Expert: Banning Cats as Pets May Have Unintended Negative Consequences
Source Newsroom: Cornell University
Bruce Kornreich, feline health expert and Associate Director for Education and Outreach at the Feline Health Center of Cornell University’s College of Veterinary Medicine, is available to discuss the controversy over New Zealand environmental advocate Gareth Morgan’s campaign to ban cats as pets and the larger issue of eradicating one species to protect another.
“The interaction among species, both domesticated and wild, is a complex issue that has been the subject of research for many years. Efforts to understand the effects of the activity of one species on another often produce unexpected results; and what may seem like a simple cause and effect relationship between the activity of one species on populations of another has, in many cases, ultimately proven to be significantly more complicated than initially expected.
“The effect of feline predation on native bird populations is an important issue. It is undeniable that cats do prey on birds, and that in some cases this predation can have negative impacts on native bird populations. It is important to point out, however, that some studies have shown that birds are much more adaptable to predation than initially thought, and that, in fact, in some cases feline predation may impart a survival advantage to native bird populations by controlling rodent or other potential predator populations, for example.
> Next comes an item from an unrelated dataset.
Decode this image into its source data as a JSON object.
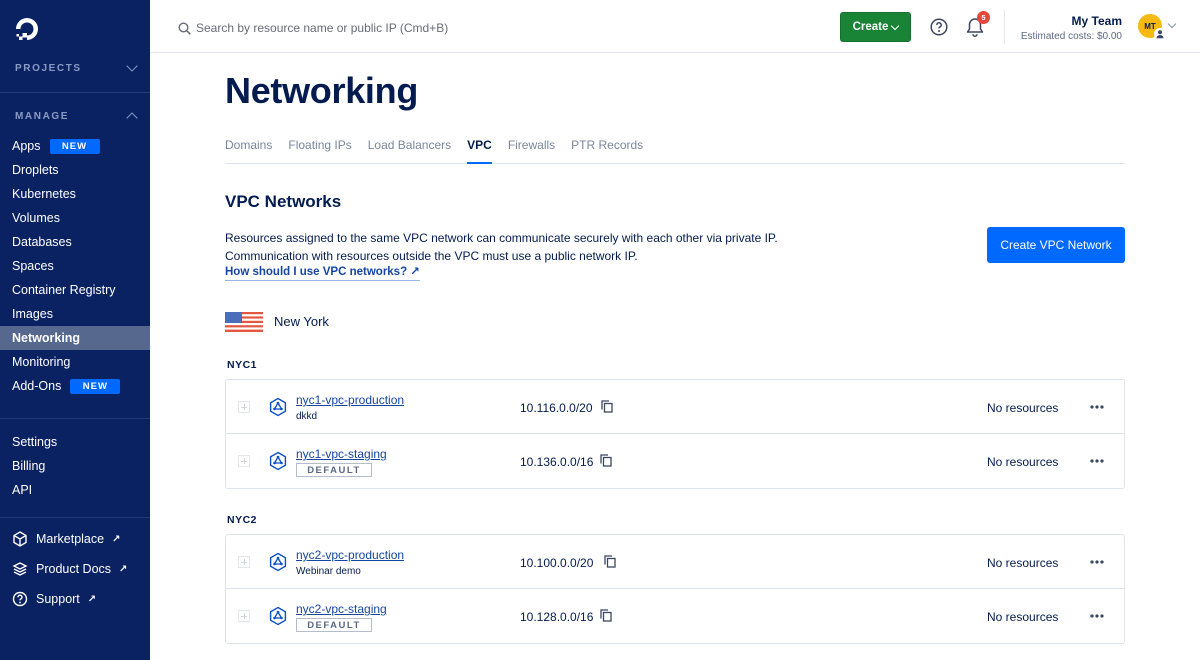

Continued research is required in order to understand the potential effects of cats on not only birds, but other species as well.
“While we are sympathetic to the emotions that may motivate some individuals to eradicate one species in order to protect another, we feel that this approach is a hasty one, and that it may result in unforeseen negative effects on the ecosystem that people with good intentions are trying to protect.
“Issues such as the control of feral cat populations, optimization of habitat for native bird species, and education of cat owners about the potential effects of cats on bird species certainly warrant our support, but we feel that the banning of cats in this case would be a rash decision, and one that may have unintended consequences for the ecosystem that Mr. Morgan obviously cares so deeply for.”